Work began. I was exhausted by my new career and its commute, but I tried to meet with my fiancé in the evenings to decide on the house, furniture, expenses, and future wedding decisions.

It was only later I realized my situation wasn’t typical in Indian culture. Hardly any other woman I knew spent so much time with their future husband before the Big Day.

My parents said my relationship was practically unheard of: usually, brides get a maximum of 5 to 6 months before marrying their husbands. My parents had to fight to give me one year to get to know my partner.

Knowing my husband before marriage was even more crucial for me to be comfortable enough with him. 


After all, I did not want to marry a stranger, and at the same time, I truly believed in the institution of arranged marriage. I had seen how it had worked first-hand within my family and friends and also witnessed love marriages — what you're probably familiar with, where two people choose each other and fall in love, etc. — failing for various reasons.

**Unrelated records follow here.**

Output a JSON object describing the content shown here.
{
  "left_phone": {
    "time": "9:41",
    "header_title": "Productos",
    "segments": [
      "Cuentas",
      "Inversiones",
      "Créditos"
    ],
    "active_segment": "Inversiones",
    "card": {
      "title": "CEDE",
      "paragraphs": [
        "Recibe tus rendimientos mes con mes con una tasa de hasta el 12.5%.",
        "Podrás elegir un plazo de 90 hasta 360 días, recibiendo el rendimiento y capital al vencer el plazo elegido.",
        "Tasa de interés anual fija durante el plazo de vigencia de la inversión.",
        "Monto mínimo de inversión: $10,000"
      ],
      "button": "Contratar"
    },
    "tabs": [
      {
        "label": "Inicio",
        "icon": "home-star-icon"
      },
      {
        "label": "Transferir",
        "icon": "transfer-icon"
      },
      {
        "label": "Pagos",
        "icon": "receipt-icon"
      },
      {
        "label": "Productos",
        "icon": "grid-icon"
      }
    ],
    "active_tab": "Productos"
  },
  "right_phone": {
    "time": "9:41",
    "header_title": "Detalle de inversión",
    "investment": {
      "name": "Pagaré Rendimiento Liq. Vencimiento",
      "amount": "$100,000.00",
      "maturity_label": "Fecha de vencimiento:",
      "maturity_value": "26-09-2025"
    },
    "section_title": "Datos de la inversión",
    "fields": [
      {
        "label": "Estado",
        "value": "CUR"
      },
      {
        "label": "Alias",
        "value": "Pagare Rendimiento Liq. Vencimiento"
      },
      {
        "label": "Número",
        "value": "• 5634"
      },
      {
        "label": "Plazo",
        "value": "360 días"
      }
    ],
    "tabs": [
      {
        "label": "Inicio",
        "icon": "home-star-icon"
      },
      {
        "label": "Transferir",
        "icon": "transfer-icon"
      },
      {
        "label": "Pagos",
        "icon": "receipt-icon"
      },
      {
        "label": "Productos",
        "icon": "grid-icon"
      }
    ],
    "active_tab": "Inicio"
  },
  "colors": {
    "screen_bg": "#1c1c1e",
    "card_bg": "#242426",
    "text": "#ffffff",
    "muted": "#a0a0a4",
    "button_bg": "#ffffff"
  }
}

I was intent on finding someone whose cultural values matched mine since I didn't want to give up my traditions, especially for another person. 

I married my husband on Jan 27, 2019, approximately 11 months after meeting each other.


On my wedding day, I could only see my parent's bright smiles around me, proud of how much their daughter had grown. 

Looking back, I’m grateful my family prioritized my requirements. I know many of you might consider arranged marriage a duty, but what you may not realize is that many young women in India and worldwide are forced into this institution — and never have a say at all in who they'd like their future husband to be.

At least I had a choice. I had standards. I had requirements.

I am truly fortunate, and I value my marriage today and my husband and I are very happy.

Today, as I gradually try to transition as a writer from my corporate job, I still have my parents and husband's full career support.


Is my life what a modern arranged marriage looks like? I don’t know. But I’m grateful for the man — and life — I've been given.

RELATED: What 7 Years In An Arranged Marriage Taught Me About True Love

Shruthi Sundaram is a travel and social issues writer, passionate about inspiring people through her words.